#### [WORK INSTRUCTIONS]
Leaving the pictures aside, return the listing exactly as it appears.

#### [INPUT MATERIAL]
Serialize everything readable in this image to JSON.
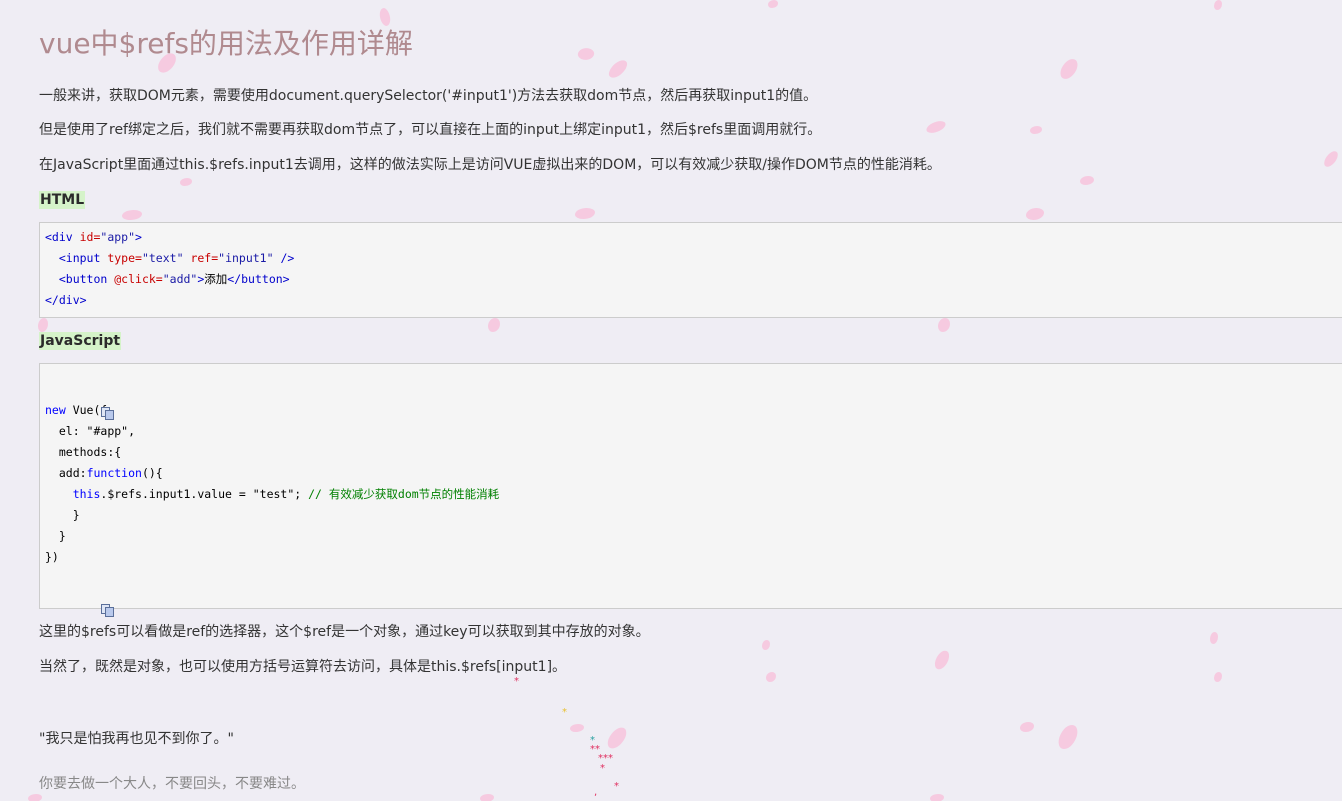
{
  "article": {
    "title": "vue中$refs的用法及作用详解",
    "para1": "一般来讲，获取DOM元素，需要使用document.querySelector('#input1')方法去获取dom节点，然后再获取input1的值。",
    "para2": "但是使用了ref绑定之后，我们就不需要再获取dom节点了，可以直接在上面的input上绑定input1，然后$refs里面调用就行。",
    "para3": "在JavaScript里面通过this.$refs.input1去调用，这样的做法实际上是访问VUE虚拟出来的DOM，可以有效减少获取/操作DOM节点的性能消耗。",
    "html_label": "HTML",
    "html_code": {
      "l1_open": "<div ",
      "l1_attr": "id=",
      "l1_str": "\"app\"",
      "l1_close": ">",
      "l2_open": "<input ",
      "l2_attr1": "type=",
      "l2_str1": "\"text\"",
      "l2_attr2": "ref=",
      "l2_str2": "\"input1\"",
      "l2_close": " />",
      "l3_open": "<button ",
      "l3_attr": "@click=",
      "l3_str": "\"add\"",
      "l3_gt": ">",
      "l3_text": "添加",
      "l3_close": "</button>",
      "l4": "</div>"
    },
    "js_label": "JavaScript",
    "js_code": {
      "l1_kw": "new",
      "l1_rest": " Vue({",
      "l2": "el: \"#app\",",
      "l3": "methods:{",
      "l4_name": "add:",
      "l4_kw": "function",
      "l4_rest": "(){",
      "l5_kw": "this",
      "l5_rest": ".$refs.input1.value = \"test\"; ",
      "l5_comment": "// 有效减少获取dom节点的性能消耗",
      "l6": "}",
      "l7": "}",
      "l8": "})"
    },
    "para4": "这里的$refs可以看做是ref的选择器，这个$ref是一个对象，通过key可以获取到其中存放的对象。",
    "para5": "当然了，既然是对象，也可以使用方括号运算符去访问，具体是this.$refs[input1]。"
  },
  "quote": "\"我只是怕我再也见不到你了。\"",
  "subquote": "你要去做一个大人，不要回头，不要难过。",
  "icons": {
    "copy": "copy-icon"
  }
}
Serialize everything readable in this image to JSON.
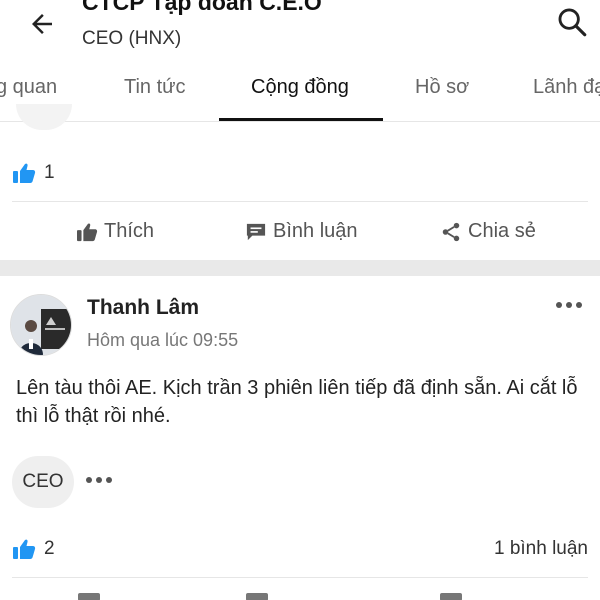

#### [THE ANSWER]
Serialize everything readable in this image to JSON.
{
  "article": {
    "title": "vue中$refs的用法及作用详解",
    "para1": "一般来讲，获取DOM元素，需要使用document.querySelector('#input1')方法去获取dom节点，然后再获取input1的值。",
    "para2": "但是使用了ref绑定之后，我们就不需要再获取dom节点了，可以直接在上面的input上绑定input1，然后$refs里面调用就行。",
    "para3": "在JavaScript里面通过this.$refs.input1去调用，这样的做法实际上是访问VUE虚拟出来的DOM，可以有效减少获取/操作DOM节点的性能消耗。",
    "html_label": "HTML",
    "html_code": {
      "l1_open": "<div ",
      "l1_attr": "id=",
      "l1_str": "\"app\"",
      "l1_close": ">",
      "l2_open": "<input ",
      "l2_attr1": "type=",
      "l2_str1": "\"text\"",
      "l2_attr2": "ref=",
      "l2_str2": "\"input1\"",
      "l2_close": " />",
      "l3_open": "<button ",
      "l3_attr": "@click=",
      "l3_str": "\"add\"",
      "l3_gt": ">",
      "l3_text": "添加",
      "l3_close": "</button>",
      "l4": "</div>"
    },
    "js_label": "JavaScript",
    "js_code": {
      "l1_kw": "new",
      "l1_rest": " Vue({",
      "l2": "el: \"#app\",",
      "l3": "methods:{",
      "l4_name": "add:",
      "l4_kw": "function",
      "l4_rest": "(){",
      "l5_kw": "this",
      "l5_rest": ".$refs.input1.value = \"test\"; ",
      "l5_comment": "// 有效减少获取dom节点的性能消耗",
      "l6": "}",
      "l7": "}",
      "l8": "})"
    },
    "para4": "这里的$refs可以看做是ref的选择器，这个$ref是一个对象，通过key可以获取到其中存放的对象。",
    "para5": "当然了，既然是对象，也可以使用方括号运算符去访问，具体是this.$refs[input1]。"
  },
  "quote": "\"我只是怕我再也见不到你了。\"",
  "subquote": "你要去做一个大人，不要回头，不要难过。",
  "icons": {
    "copy": "copy-icon"
  }
}
Serialize everything readable in this image to JSON.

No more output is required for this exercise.